Karen Homan

Karen is a 14 year veteran at an upstate New York college where she writes and edits end-user documentation to educate faculty and staff in computer software. She has been involved with software training for over 17 years, is experienced in producing training videos, blogs about technology, and creates instructional material for her day job. One of her passions is figuring things out. Her favorite motto is IBM’s old one word slogan: THINK.

4 Comments

  1. Great tip for those who miss Quick Launch. I don’t miss Quick Launch for a minute. I keep the programs I use locked to my taskbar, and those I use often, but not constantly are on the Quick Start menu accessed by the Start key. It’s often faster to type the first few letters in the Search field on the Start Menu. My cursor automatically goes there, an the program usually shows up above by the time I’m on the fourth letter. The only time I search through All Programs is the rare occasion when I don’t remember an app’s name. I’ve deleted most desktop shortcuts and hidden the rest. Doesn’t matter.
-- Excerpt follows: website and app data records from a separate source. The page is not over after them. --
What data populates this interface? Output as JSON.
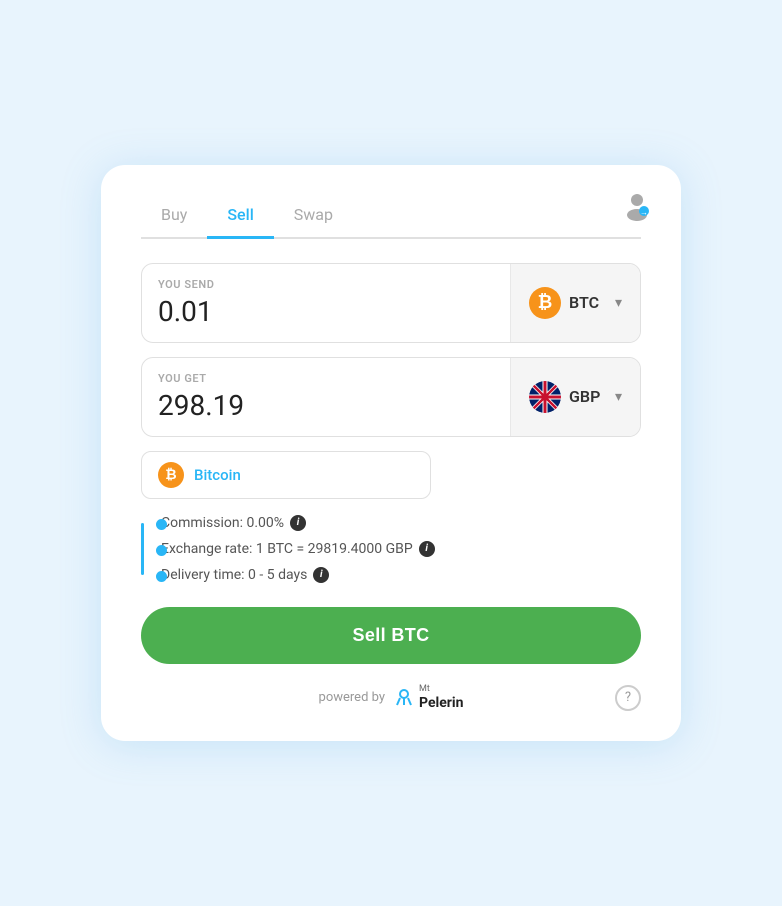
{
  "tabs": [
    {
      "id": "buy",
      "label": "Buy",
      "active": false
    },
    {
      "id": "sell",
      "label": "Sell",
      "active": true
    },
    {
      "id": "swap",
      "label": "Swap",
      "active": false
    }
  ],
  "send_section": {
    "label": "YOU SEND",
    "value": "0.01",
    "currency_code": "BTC",
    "currency_icon_type": "btc"
  },
  "get_section": {
    "label": "YOU GET",
    "value": "298.19",
    "currency_code": "GBP",
    "currency_icon_type": "gbp"
  },
  "suggestion": {
    "text": "Bitcoin"
  },
  "info_rows": [
    {
      "text": "Commission: 0.00%",
      "has_info": true
    },
    {
      "text": "Exchange rate: 1 BTC = 29819.4000 GBP",
      "has_info": true
    },
    {
      "text": "Delivery time: 0 - 5 days",
      "has_info": true
    }
  ],
  "sell_button": {
    "label": "Sell BTC"
  },
  "footer": {
    "powered_by": "powered by",
    "brand_mt": "Mt",
    "brand_name": "Pelerin"
  },
  "icons": {
    "btc_symbol": "₿",
    "chevron": "▾",
    "info": "i",
    "question": "?",
    "user": "👤"
  },
  "colors": {
    "active_tab": "#29b6f6",
    "sell_button": "#4caf50",
    "btc_orange": "#f7931a",
    "blue_timeline": "#29b6f6"
  }
}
My desktop is always covered with open windows, so desktop shortcuts are useless to me.

  2. Great tip Karen.But as an XP and 7 user,I’ve not seen the difference between the old Quick Launch and the items pinned to the Task Bar functionality wise.Both require a single click to open a program,so what’s the difference I’m not seeing here?

    • The difference between the Quick Launch Bar and simply pinning programs/shortcuts to the Task Bar is that the Quick Launch Bar only takes up one space! I have 10 programs and other shortcuts in my Quick Launch Bar, which would take up a lot of real estate on the Task Bar if all were pinned separately!

  3. There’s a 100 ways to skin a shortcut in Windows. Using the Quick Launch toolbar is just one of them. I put MS Office apps in the Start Menu, most frequently used shortcuts in the Quick Launch and miscellaneous stuff on my desktop. I found that when you pin shortcuts to the Taskbar, they blend in with programs (icons) that are open on the Taskbar. I also grew accustomed to the QL in the prior version of Windows. To each his/her own! It’s good to have options, eh?